Meanwhile, we must do everything we can in the Sundarbans to reduce immediate threats. Widespread use of poison fishing, habitat degradation, water vessel traffic, disturbance from a growing tourist load and natural resource harvesters, and increased pressure on the Sundarbans for its resources to build and support factories around the tidal network must all be addressed nationally.
The masked finfoot is essentially the barometer of success, of not just Bangladesh's fight against encroachment into natural resources, but of the global fight against climate change.
'In nature, nothing exists alone'
To make things a little clearer, let me break down this issue further.
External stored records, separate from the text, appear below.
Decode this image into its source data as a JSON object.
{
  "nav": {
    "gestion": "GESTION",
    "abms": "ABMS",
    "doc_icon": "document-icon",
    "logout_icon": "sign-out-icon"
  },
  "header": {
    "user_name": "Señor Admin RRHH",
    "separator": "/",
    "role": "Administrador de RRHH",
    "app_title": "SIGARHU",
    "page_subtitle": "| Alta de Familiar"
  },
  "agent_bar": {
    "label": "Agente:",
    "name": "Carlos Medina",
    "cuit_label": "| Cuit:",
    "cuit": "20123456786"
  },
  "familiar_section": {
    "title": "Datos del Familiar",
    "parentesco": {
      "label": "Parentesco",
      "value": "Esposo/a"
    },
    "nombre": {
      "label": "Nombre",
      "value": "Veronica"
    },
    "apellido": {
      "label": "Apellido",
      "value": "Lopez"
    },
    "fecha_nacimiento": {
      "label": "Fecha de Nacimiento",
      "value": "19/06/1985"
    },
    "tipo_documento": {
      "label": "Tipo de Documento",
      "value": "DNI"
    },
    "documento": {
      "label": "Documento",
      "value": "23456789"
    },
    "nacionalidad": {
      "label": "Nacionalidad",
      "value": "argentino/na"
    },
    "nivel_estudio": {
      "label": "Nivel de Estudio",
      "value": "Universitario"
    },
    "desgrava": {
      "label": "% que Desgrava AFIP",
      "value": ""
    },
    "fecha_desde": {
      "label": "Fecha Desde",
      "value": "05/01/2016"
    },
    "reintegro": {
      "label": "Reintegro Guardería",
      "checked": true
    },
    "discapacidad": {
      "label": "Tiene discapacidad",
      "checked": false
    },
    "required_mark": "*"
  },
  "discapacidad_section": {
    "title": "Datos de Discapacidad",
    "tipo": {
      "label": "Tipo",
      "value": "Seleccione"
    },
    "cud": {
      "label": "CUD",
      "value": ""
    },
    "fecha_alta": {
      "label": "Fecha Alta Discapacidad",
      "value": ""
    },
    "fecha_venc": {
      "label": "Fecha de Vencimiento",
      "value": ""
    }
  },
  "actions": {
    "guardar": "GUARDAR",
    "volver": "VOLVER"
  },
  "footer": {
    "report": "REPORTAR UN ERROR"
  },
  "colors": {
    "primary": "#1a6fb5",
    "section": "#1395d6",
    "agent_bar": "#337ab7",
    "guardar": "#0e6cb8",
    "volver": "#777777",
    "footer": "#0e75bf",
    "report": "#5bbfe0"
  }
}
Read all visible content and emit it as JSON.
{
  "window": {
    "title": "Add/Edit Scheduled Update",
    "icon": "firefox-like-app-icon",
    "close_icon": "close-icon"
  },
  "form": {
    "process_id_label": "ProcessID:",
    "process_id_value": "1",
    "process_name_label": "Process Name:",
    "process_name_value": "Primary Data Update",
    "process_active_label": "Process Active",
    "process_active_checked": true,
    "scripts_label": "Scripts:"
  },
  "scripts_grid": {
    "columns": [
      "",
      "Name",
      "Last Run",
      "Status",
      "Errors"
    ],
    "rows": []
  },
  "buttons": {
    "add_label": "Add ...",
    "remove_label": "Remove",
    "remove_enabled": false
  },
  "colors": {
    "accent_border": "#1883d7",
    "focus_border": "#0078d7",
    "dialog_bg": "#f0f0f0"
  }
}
The natural world, for lack of better metaphor, can sometimes act like a carefully constructed domino castle. If we threaten the footing of one tile, we effectively set off a chain reaction. This particular bird, its home the Sundarbans, and us – we are all in it together.
Remember Rachel Carson's Silent Spring? And how it launched an environmental movement, reminding us that one action can affect everything – from flora, fauna to us humans (somehow, we exist outside the realm of fauna, and maybe that's the problem)? The case of the masked finfoot is like taking a page out of Carson's book, which reminds us that "in nature, nothing exists alone."
It is time to recalibrate our environmental agenda – both on a personal and a policy level – and to keep telling ourselves that if a bird is affected now, then you will be too in due time.
Abida Rahman Chowdhury is a journalist at The Daily Star with interests in wildlife and biodiversity conservation.